With the popularity of these symphonic shows, Havens needed help meeting the demands, so his agent, who happens to also represent Baird, suggested the two get in touch.
"Brent gave me a call and I’ve been working with him for three years," Baird said.
"The Music of the Eagles" is a straightforward show that also includes a full band, he explained.
"They are all excellent musicians whom I have worked with before," he said. "There are also three singers Glenn DeLaune, Terry Brock and John Hines who really know how to get the audience involved."
The set list will please even the most casual of Eagles fans, Baird said.
"As we all know the Eagles are loaded with hits, so there is a lot of material to pick from," he said. "We’re going to be doing between 16 to 20 songs that include ‘Take It Easy,’ ‘Witchy Woman,’ ‘Best of My Love,’ ‘I Can’t Tell You Why,’ ‘Lyin’ Eyes,’ Take It to the Limit,’ ‘Heartache Tonight’ and, of course, ‘Hotel California.
"Brent picked many of the ones he did because he had to," Baird said with a laugh. "I mean, if we didn’t do ‘Hotel California,’ we wouldn’t be allowed to leave the stage."
Other songs were chosen because they lent themselves so well to orchestration.
"Some of the songs like ‘I Cant’ Tell You Why’ and ‘Take It to the Limit’ are dynamic and give room for the orchestra to shine," Baird said. "I wasn’t too sure how ‘Hotel California’ and ‘Witchy Woman’ were going to work, but they surprised me.

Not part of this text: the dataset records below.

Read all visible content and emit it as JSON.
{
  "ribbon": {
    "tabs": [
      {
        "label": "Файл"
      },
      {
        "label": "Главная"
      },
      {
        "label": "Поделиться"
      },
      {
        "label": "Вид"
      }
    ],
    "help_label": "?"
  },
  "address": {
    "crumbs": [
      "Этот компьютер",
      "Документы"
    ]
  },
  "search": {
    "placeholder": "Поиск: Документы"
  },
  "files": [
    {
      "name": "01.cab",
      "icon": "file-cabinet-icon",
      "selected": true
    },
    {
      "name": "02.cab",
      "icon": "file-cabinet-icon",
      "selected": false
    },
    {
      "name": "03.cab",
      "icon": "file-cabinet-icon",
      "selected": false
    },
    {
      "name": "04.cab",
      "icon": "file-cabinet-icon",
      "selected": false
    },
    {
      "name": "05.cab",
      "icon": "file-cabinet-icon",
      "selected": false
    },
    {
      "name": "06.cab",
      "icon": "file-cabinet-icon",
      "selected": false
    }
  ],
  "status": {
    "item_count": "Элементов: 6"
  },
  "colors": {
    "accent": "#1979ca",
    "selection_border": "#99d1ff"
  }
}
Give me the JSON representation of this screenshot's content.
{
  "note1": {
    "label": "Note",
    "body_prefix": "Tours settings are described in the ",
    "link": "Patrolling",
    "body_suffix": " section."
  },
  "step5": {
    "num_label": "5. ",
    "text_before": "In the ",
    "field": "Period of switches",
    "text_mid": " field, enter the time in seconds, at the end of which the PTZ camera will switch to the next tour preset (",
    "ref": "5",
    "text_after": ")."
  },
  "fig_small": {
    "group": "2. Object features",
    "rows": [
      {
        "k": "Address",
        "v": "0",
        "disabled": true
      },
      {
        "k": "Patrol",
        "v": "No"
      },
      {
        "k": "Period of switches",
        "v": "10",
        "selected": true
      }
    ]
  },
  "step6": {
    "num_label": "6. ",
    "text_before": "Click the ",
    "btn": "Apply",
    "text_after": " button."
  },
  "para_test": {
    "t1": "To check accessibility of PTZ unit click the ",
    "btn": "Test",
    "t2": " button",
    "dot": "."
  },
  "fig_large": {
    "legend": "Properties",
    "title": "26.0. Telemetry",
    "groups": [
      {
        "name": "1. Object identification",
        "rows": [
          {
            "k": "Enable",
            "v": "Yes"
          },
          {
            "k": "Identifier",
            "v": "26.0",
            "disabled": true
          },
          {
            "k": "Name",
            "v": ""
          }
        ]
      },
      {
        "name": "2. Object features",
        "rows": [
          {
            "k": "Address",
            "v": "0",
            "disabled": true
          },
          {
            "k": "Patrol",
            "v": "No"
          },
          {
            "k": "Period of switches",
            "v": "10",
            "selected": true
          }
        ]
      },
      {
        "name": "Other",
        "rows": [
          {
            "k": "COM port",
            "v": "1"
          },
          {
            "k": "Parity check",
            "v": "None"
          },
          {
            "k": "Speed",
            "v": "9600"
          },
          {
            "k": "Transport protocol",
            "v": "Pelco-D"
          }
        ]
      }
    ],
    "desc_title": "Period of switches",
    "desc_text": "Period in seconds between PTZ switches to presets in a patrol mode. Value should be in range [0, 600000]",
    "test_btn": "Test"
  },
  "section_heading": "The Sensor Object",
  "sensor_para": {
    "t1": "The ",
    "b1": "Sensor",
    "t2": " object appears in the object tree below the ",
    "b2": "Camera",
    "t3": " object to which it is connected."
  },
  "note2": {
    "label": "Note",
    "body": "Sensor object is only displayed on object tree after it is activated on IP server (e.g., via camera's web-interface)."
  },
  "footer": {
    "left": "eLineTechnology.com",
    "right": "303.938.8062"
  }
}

All the songs flow well musically, Baird said.
"It comes together really well and the band has done the show many times, so they know what their doing," he said. "Since the music isn’t full of time-signature changes, after one rehearsal with the symphony, everyone is ready."
Baird, who cited "Wasted Time," "Take It to the Limit" and "Hotel California" as his three Eagles favorites, said the concert gives people a different take on Eagles songs.
"The show keeps the music alive in a different way," he said. "The symphony brings it into a whole different arena. People who have seen the eagles live, and those who have only listened to CD or have seen them only on video, get a chance to hear the music live in a different dimension. It’s fun for us as well as the audience."
At least one original member of the Eagles likes the idea, Baird said.
"The first time I conducted ‘The Music of the Eagles’ was in Palm Desert. Calif.," he said. "Glenn Frey has a home there and he was in town the week we played. I don’t know if he was there the day we did the show, but he was there that week and did an interview. The interviewer asked what Glenn thought about an orchestra doing his songs. He said, ‘I think it’s great.’ It was nice to hear he was all for it."
The Utah Symphony will open the Deer Valley Music Festival with "The Music of the Eagles" at the Snow Park Amphitheatre at the Deer Valley Resort on Saturday, July 16, at 7:30 p.m. Tickets range from $35 to $85 in advance and are available by calling (801) 533-NOTE. Tickets can also be purchased by visiting http://www.usuo.org.